## [Exercise prompt]
Return every entry exactly, except for any pictures.

Content starts

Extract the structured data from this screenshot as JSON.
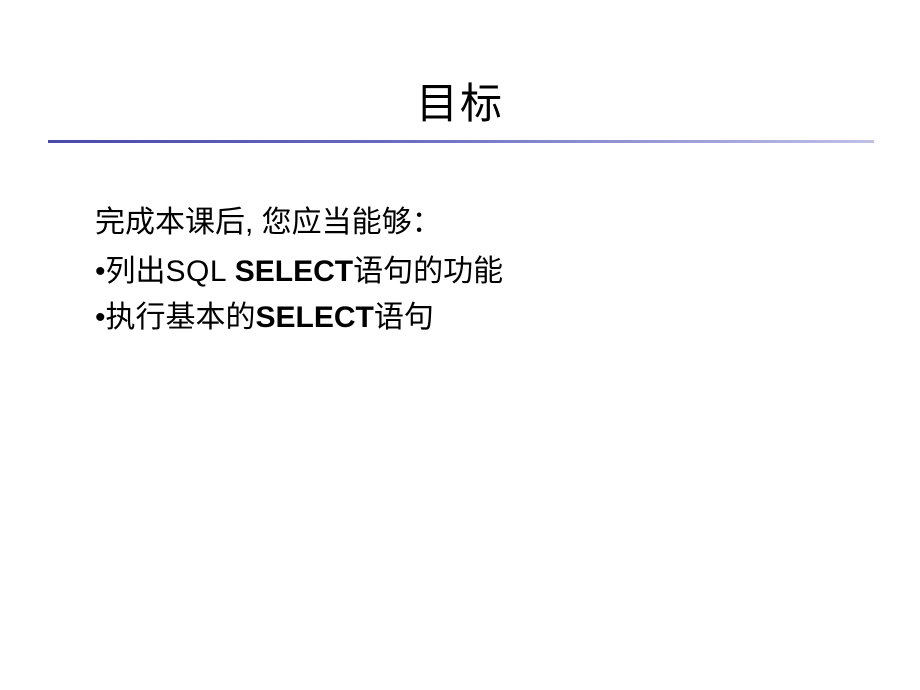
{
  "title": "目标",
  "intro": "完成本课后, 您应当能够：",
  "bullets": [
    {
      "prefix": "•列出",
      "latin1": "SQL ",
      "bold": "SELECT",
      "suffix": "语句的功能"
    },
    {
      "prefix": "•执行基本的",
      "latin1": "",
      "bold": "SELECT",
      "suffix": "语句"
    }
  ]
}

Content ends

## [Response below]
Extract the structured data from this screenshot as JSON.
{
  "title": "目标",
  "intro": "完成本课后, 您应当能够：",
  "bullets": [
    {
      "prefix": "•列出",
      "latin1": "SQL ",
      "bold": "SELECT",
      "suffix": "语句的功能"
    },
    {
      "prefix": "•执行基本的",
      "latin1": "",
      "bold": "SELECT",
      "suffix": "语句"
    }
  ]
}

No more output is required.